Article Image

IPFS News Link • Health and Physical Fitness

Plastic particles found in the human bloodstream for the first time

•, By Nick Lavars

The latest development in this area comes from scientists in the Netherlands who have used novel analytical tools to produce the first evidence of plastic particles being absorbed into the bloodstream.

When plastic waste like bags and bottles enter the environment, natural forces like ocean currents, wind and UV light cause them to break down into smaller fragments called microplastics. And these are incredibly troublesome, both because they make it hard for scientists to track their path through the environment and because they can be taken up by living organisms.

We've seen the detrimental impacts on marine creatures, with microplastics found to cause aneurysms in fish and cognitive impairment in hermit crabs. We also now know that they make their way into the human body, with studies on human tissue and stool finding plastic particles in every sample.

The research team behind this new study sought to build on this by investigating the potential presence of plastics in human blood. To do so, the scientists came up with a novel method involving the use of mass spectrometry to inspect human blood for tiny plastic particles.

This technique was applied to samples from 22 healthy donors with the scientists on the lookout for five different polymers that are considered the building blocks of plastic. Three quarters of the subjects were found to have plastic particles in the blood, serving as the first evidence that the material can end up in the human bloodstream.
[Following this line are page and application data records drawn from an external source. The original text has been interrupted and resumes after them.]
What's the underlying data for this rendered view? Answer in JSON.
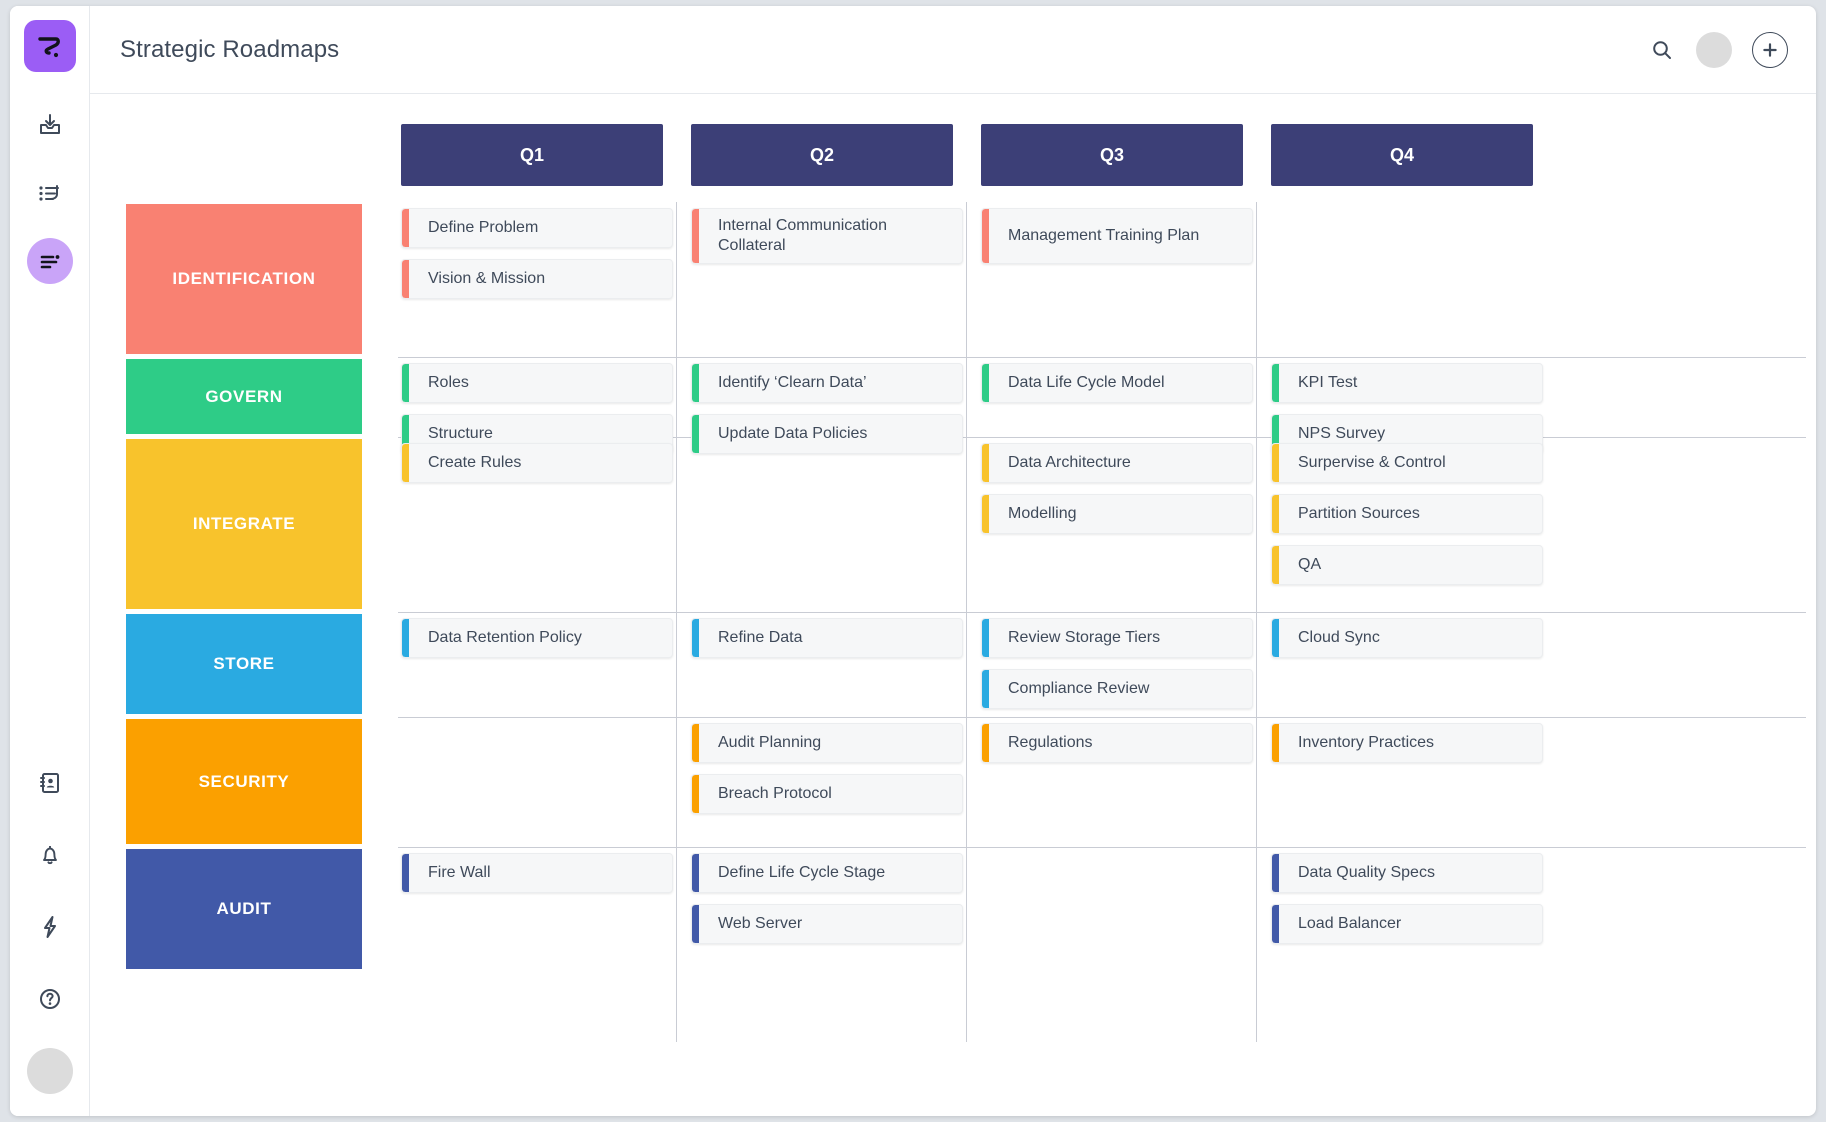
{
  "window": {
    "title": "Strategic Roadmaps"
  },
  "sidebar": {
    "logo": {
      "name": "app-logo",
      "glyph": "logo-squiggle"
    },
    "items": [
      {
        "id": "inbox-download",
        "icon": "inbox-download-icon",
        "label": "",
        "active": false
      },
      {
        "id": "task-list",
        "icon": "list-reply-icon",
        "label": "",
        "active": false
      },
      {
        "id": "roadmap",
        "icon": "roadmap-lines-icon",
        "label": "",
        "active": true
      }
    ],
    "bottom_items": [
      {
        "id": "contacts",
        "icon": "address-book-icon",
        "label": ""
      },
      {
        "id": "notifications",
        "icon": "bell-icon",
        "label": ""
      },
      {
        "id": "automation",
        "icon": "lightning-bolt-icon",
        "label": ""
      },
      {
        "id": "help",
        "icon": "help-circle-icon",
        "label": ""
      }
    ],
    "avatar": {
      "name": "user-avatar",
      "label": ""
    }
  },
  "topbar": {
    "title": "Strategic Roadmaps",
    "search_icon": "search-icon",
    "avatar": "user-avatar",
    "add_button_label": "+"
  },
  "board": {
    "columns": [
      {
        "id": "q1",
        "label": "Q1"
      },
      {
        "id": "q2",
        "label": "Q2"
      },
      {
        "id": "q3",
        "label": "Q3"
      },
      {
        "id": "q4",
        "label": "Q4"
      }
    ],
    "column_header_color": "#3c3f77",
    "rows": [
      {
        "id": "identification",
        "label": "IDENTIFICATION",
        "color": "#f98172",
        "cells": {
          "q1": [
            {
              "label": "Define Problem",
              "tall": false
            },
            {
              "label": "Vision & Mission",
              "tall": false
            }
          ],
          "q2": [
            {
              "label": "Internal Communication Collateral",
              "tall": true
            }
          ],
          "q3": [
            {
              "label": "Management Training Plan",
              "tall": true
            }
          ],
          "q4": []
        }
      },
      {
        "id": "govern",
        "label": "GOVERN",
        "color": "#2ecc87",
        "cells": {
          "q1": [
            {
              "label": "Roles",
              "tall": false
            },
            {
              "label": "Structure",
              "tall": false
            }
          ],
          "q2": [
            {
              "label": "Identify ‘Clearn Data’",
              "tall": false
            },
            {
              "label": "Update Data Policies",
              "tall": false
            }
          ],
          "q3": [
            {
              "label": "Data Life Cycle Model",
              "tall": false
            }
          ],
          "q4": [
            {
              "label": "KPI Test",
              "tall": false
            },
            {
              "label": "NPS Survey",
              "tall": false
            }
          ]
        }
      },
      {
        "id": "integrate",
        "label": "INTEGRATE",
        "color": "#f8c32c",
        "cells": {
          "q1": [
            {
              "label": "Create Rules",
              "tall": false
            }
          ],
          "q2": [],
          "q3": [
            {
              "label": "Data Architecture",
              "tall": false
            },
            {
              "label": "Modelling",
              "tall": false
            }
          ],
          "q4": [
            {
              "label": "Surpervise & Control",
              "tall": false
            },
            {
              "label": "Partition Sources",
              "tall": false
            },
            {
              "label": "QA",
              "tall": false
            }
          ]
        }
      },
      {
        "id": "store",
        "label": "STORE",
        "color": "#2aaae1",
        "cells": {
          "q1": [
            {
              "label": "Data Retention Policy",
              "tall": false
            }
          ],
          "q2": [
            {
              "label": "Refine Data",
              "tall": false
            }
          ],
          "q3": [
            {
              "label": "Review Storage Tiers",
              "tall": false
            },
            {
              "label": "Compliance Review",
              "tall": false
            }
          ],
          "q4": [
            {
              "label": "Cloud Sync",
              "tall": false
            }
          ]
        }
      },
      {
        "id": "security",
        "label": "SECURITY",
        "color": "#fba000",
        "cells": {
          "q1": [],
          "q2": [
            {
              "label": "Audit Planning",
              "tall": false
            },
            {
              "label": "Breach Protocol",
              "tall": false
            }
          ],
          "q3": [
            {
              "label": "Regulations",
              "tall": false
            }
          ],
          "q4": [
            {
              "label": "Inventory Practices",
              "tall": false
            }
          ]
        }
      },
      {
        "id": "audit",
        "label": "AUDIT",
        "color": "#4159a8",
        "cells": {
          "q1": [
            {
              "label": "Fire Wall",
              "tall": false
            }
          ],
          "q2": [
            {
              "label": "Define Life Cycle Stage",
              "tall": false
            },
            {
              "label": "Web Server",
              "tall": false
            }
          ],
          "q3": [],
          "q4": [
            {
              "label": "Data Quality Specs",
              "tall": false
            },
            {
              "label": "Load Balancer",
              "tall": false
            }
          ]
        }
      }
    ]
  }
}
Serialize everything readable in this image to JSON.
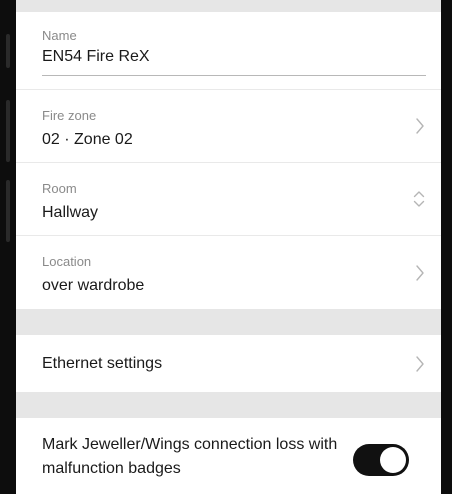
{
  "settings": {
    "name": {
      "label": "Name",
      "value": "EN54 Fire ReX"
    },
    "fire_zone": {
      "label": "Fire zone",
      "value": "02 · Zone 02",
      "icon": "chevron-right-icon"
    },
    "room": {
      "label": "Room",
      "value": "Hallway",
      "icon": "chevron-up-down-icon"
    },
    "location": {
      "label": "Location",
      "value": "over wardrobe",
      "icon": "chevron-right-icon"
    },
    "ethernet": {
      "label": "Ethernet settings",
      "icon": "chevron-right-icon"
    },
    "malfunction_toggle": {
      "label": "Mark Jeweller/Wings connection loss with malfunction badges",
      "state": "on"
    }
  },
  "colors": {
    "background": "#e6e6e6",
    "card": "#ffffff",
    "toggle_on": "#111111",
    "label": "#8a8a8a",
    "text": "#1a1a1a"
  }
}
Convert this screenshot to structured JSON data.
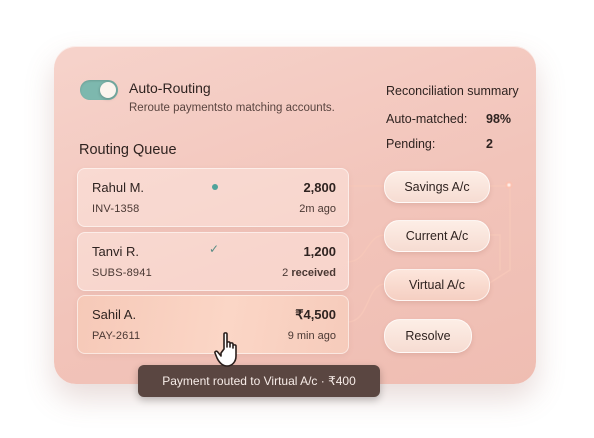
{
  "header": {
    "title": "Auto-Routing",
    "subtitle": "Reroute paymentsto matching accounts.",
    "toggle_on": true,
    "accent_color": "#7db8ae"
  },
  "queue": {
    "title": "Routing Queue",
    "items": [
      {
        "name": "Rahul M.",
        "ref": "INV-1358",
        "amount": "2,800",
        "meta": "2m ago",
        "status_icon": "dot-icon"
      },
      {
        "name": "Tanvi R.",
        "ref": "SUBS-8941",
        "amount": "1,200",
        "meta_count": "2",
        "meta_suffix": " received",
        "status_icon": "check-icon",
        "check_glyph": "✓"
      },
      {
        "name": "Sahil A.",
        "ref": "PAY-2611",
        "amount": "₹4,500",
        "meta": "9 min  ago",
        "active": true
      }
    ]
  },
  "summary": {
    "title": "Reconciliation summary",
    "auto_label": "Auto-matched:",
    "auto_value": "98%",
    "pending_label": "Pending:",
    "pending_value": "2"
  },
  "accounts": {
    "savings": "Savings A/c",
    "current": "Current A/c",
    "virtual": "Virtual A/c",
    "resolve": "Resolve"
  },
  "tooltip": {
    "text": "Payment routed to Virtual A/c · ₹400"
  },
  "cursor": {
    "icon": "hand-pointer-icon"
  }
}
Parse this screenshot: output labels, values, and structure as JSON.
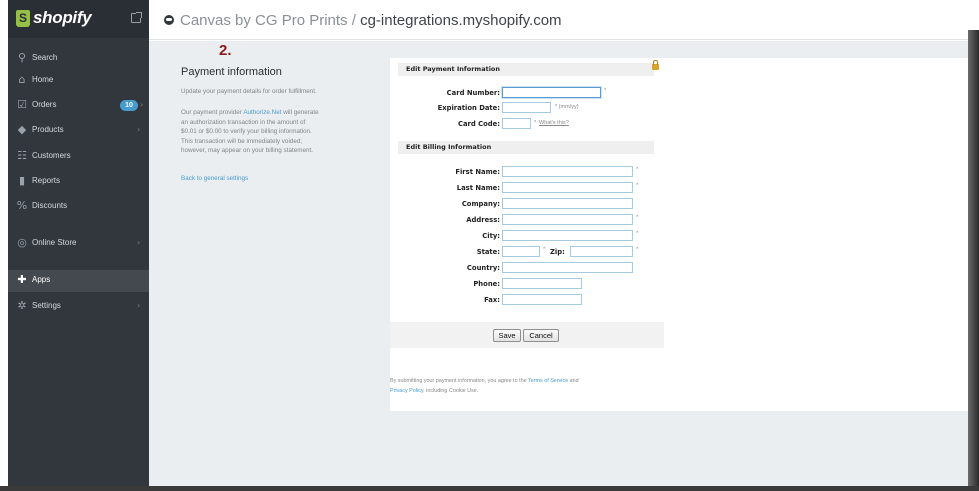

The average concentration was 1.6 micrograms per milliliter, around a teaspoon of plastic to every 1,000 liters of water.

"We have now proven that our bloodstream, our river of life as it were, has plastic in it," said Heather Leslie from Vrije Universiteit Amsterdam.

Agorist Hosting